Both books are well worth buying, although I am concerned with Henderson’s seeming hatred of crispy things and of the color green. My faves in Whittingstall’s book are his corned beef recipe and his rendition of the Italian air-cured beef bresaola. He also has an interesting cotechino, but I have been unable to find a hog’s bladder to make it properly. Sigh.
Incidentally, it is Henderson’s recipe for dried, salted pig’s liver that I used as a basis for my own cured pork liver (Remember that mangalitsa hog I got?) Henderson’s real gift is with offal.
Finally, there are two books I cannot really recommend: John Kinsella’s mediocre Professional Charcuterie and Fritz Sonnenschmidt’s truly awful Charcuterie: Sausages, Pates and Accompaniments. Kinsella’s book is OK, but it lacks focus and depth — it is neither as clearly written as one would expect for a layperson’s book, nor as detailed as one would expect for a professional book. Sonnenschmidt’s book is downright dangerous, with several serious errors that could potentially make eaters of these recipes ill. This is all something of a mystery as Sonnenschmidt has a reputation as being a master of the craft. Editing error?
So what’s the bottom line on all these books? If you really want to get into charcuterie, you absolutely need to make it often — and expect to fail sometimes.
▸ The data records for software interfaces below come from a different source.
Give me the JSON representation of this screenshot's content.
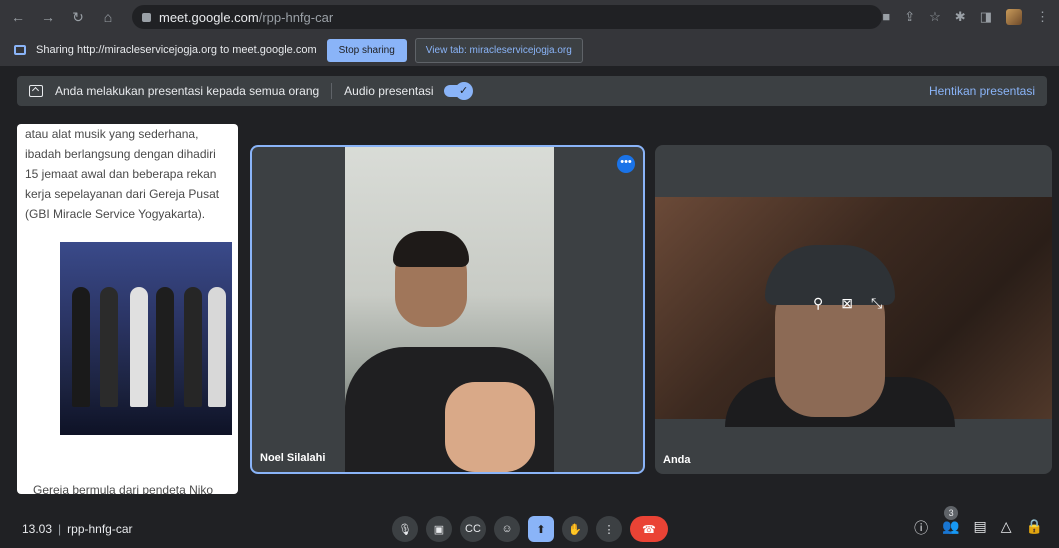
{
  "browser": {
    "url_host": "meet.google.com",
    "url_path": "/rpp-hnfg-car"
  },
  "share_bar": {
    "text": "Sharing http://miracleservicejogja.org to meet.google.com",
    "stop_label": "Stop sharing",
    "view_tab_label": "View tab: miracleservicejogja.org"
  },
  "presentation_bar": {
    "message": "Anda melakukan presentasi kepada semua orang",
    "audio_label": "Audio presentasi",
    "stop_label": "Hentikan presentasi"
  },
  "slide": {
    "text_top": "atau alat musik yang sederhana, ibadah berlangsung dengan dihadiri 15 jemaat awal dan beberapa rekan kerja sepelayanan dari Gereja Pusat (GBI Miracle Service Yogyakarta).",
    "text_bottom": "Gereja bermula dari pendeta Niko"
  },
  "participants": [
    {
      "name": "Noel Silalahi"
    },
    {
      "name": "Anda"
    }
  ],
  "meeting": {
    "time": "13.03",
    "code": "rpp-hnfg-car",
    "people_count": "3"
  },
  "colors": {
    "accent": "#8ab4f8",
    "end_call": "#ea4335",
    "background": "#202124"
  }
}
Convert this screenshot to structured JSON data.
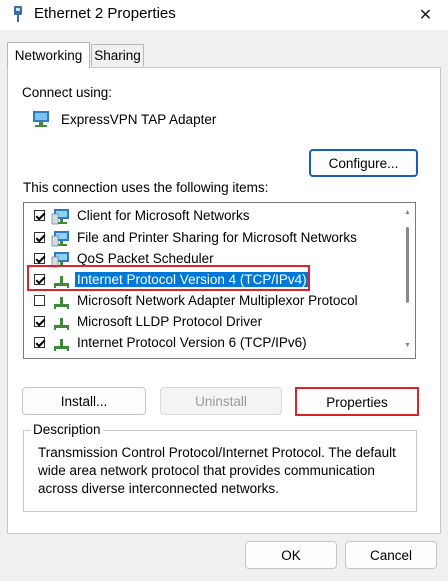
{
  "window": {
    "title": "Ethernet 2 Properties",
    "close_glyph": "✕"
  },
  "tabs": [
    {
      "label": "Networking",
      "active": true
    },
    {
      "label": "Sharing",
      "active": false
    }
  ],
  "connect_using": {
    "label": "Connect using:",
    "adapter": "ExpressVPN TAP Adapter",
    "adapter_icon": "network-adapter-icon",
    "configure_button": "Configure..."
  },
  "items_label": "This connection uses the following items:",
  "items": [
    {
      "label": "Client for Microsoft Networks",
      "checked": true,
      "icon": "network-client-icon",
      "selected": false
    },
    {
      "label": "File and Printer Sharing for Microsoft Networks",
      "checked": true,
      "icon": "network-client-icon",
      "selected": false
    },
    {
      "label": "QoS Packet Scheduler",
      "checked": true,
      "icon": "network-client-icon",
      "selected": false
    },
    {
      "label": "Internet Protocol Version 4 (TCP/IPv4)",
      "checked": true,
      "icon": "protocol-icon",
      "selected": true
    },
    {
      "label": "Microsoft Network Adapter Multiplexor Protocol",
      "checked": false,
      "icon": "protocol-icon",
      "selected": false
    },
    {
      "label": "Microsoft LLDP Protocol Driver",
      "checked": true,
      "icon": "protocol-icon",
      "selected": false
    },
    {
      "label": "Internet Protocol Version 6 (TCP/IPv6)",
      "checked": true,
      "icon": "protocol-icon",
      "selected": false
    }
  ],
  "buttons": {
    "install": "Install...",
    "uninstall": "Uninstall",
    "properties": "Properties",
    "ok": "OK",
    "cancel": "Cancel"
  },
  "description": {
    "title": "Description",
    "text": "Transmission Control Protocol/Internet Protocol. The default wide area network protocol that provides communication across diverse interconnected networks."
  },
  "colors": {
    "selection": "#0078d7",
    "highlight_box": "#d9242b",
    "focus_border": "#1a5fb4"
  }
}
As for books to read, I’d suggest this progression:
- Charcuterie: The Craft of Salting, Smoking, and Curing
- The River Cottage Meat Book
- Great Sausage Recipes and Meat Curing
- Cooking by Hand
- The Art of Making Fermented Sausages
- Charcuterie and French Pork Cookery
- American Charcuterie
- The Whole Beast: Nose to Tail Eating
Good luck, and if you make something special I’d love to hear about it.